Tougias: There was a steep learning curve, especially when it came to U-boats. Again, Jerry Mason was a big help in pointing out source material that gave us a good sense of what life was like aboard these vessels. Wurdemann’s diary was also very useful in that regard.

Tribune: How did this book differ from your earlier ones?

Tougias: This one was especially labor intensive. With most of my previous books, I was able to talk to the key participants myself. In this case, Sonny is the only eyewitness still living, so we had to rely on other primary sources like Wurdemann’s diary to tell this story. 

Though, I should note that we were fortunate to find an audiotape of Sonny’s mother Ina giving her account of the ship’s sinking.

Tribune: What do you want readers to get out of the book?

Tougias: This is a story of survival, so perhaps it will inspire them. I also hope the book reveals a fresh angle of the Second World War. 

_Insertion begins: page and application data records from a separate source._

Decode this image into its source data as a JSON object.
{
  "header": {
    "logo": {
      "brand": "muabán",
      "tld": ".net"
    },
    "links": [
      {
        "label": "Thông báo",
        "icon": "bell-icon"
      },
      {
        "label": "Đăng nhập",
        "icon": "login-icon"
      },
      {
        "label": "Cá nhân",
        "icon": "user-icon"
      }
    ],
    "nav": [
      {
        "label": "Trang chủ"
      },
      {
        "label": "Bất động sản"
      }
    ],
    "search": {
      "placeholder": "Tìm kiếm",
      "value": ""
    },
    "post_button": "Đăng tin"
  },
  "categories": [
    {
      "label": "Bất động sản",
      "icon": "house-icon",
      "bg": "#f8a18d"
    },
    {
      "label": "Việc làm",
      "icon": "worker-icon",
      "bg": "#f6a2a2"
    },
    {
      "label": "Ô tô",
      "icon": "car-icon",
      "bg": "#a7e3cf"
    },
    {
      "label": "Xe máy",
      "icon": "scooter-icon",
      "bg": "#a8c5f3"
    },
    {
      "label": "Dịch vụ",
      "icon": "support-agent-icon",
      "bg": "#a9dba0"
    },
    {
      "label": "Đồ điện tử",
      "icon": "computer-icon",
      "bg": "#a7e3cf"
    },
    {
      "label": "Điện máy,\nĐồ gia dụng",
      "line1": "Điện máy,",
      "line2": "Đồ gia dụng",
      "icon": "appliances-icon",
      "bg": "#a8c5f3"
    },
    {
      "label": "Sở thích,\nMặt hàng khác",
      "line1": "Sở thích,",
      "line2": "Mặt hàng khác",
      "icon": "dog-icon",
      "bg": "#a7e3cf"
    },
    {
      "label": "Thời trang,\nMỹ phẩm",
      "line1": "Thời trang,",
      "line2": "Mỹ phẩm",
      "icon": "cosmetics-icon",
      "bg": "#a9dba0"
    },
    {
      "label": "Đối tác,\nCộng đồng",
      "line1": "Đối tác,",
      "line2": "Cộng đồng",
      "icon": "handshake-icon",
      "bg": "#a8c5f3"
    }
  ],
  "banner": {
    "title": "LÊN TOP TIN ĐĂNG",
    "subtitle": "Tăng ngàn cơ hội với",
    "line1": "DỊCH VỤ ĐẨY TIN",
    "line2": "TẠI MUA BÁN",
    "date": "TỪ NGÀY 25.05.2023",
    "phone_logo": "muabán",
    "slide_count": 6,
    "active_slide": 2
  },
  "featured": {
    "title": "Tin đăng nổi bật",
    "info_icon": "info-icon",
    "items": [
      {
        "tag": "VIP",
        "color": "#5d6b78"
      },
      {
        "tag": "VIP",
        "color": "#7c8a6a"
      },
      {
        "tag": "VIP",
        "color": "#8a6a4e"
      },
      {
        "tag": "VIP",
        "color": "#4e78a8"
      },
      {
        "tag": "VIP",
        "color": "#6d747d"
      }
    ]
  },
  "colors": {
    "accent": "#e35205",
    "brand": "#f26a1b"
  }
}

The incredible thing here is that this attack occurred only 50 miles off the coast of New Orleans. Most Americans don’t realize how close the Germans actually came to the United States during the war.

When you read Wurdemann’s diary, he talks about going right into the mouth of the Mississippi as commander of U-506. And he wasn’t the only U-boat captain who managed this. 

Other boats had plenty of success sinking ships a short distance from the American coast and within the Gulf of Mexico. 

This was a war that came to us as much as we went to it, and the story of Sonny and his family is a testament to that.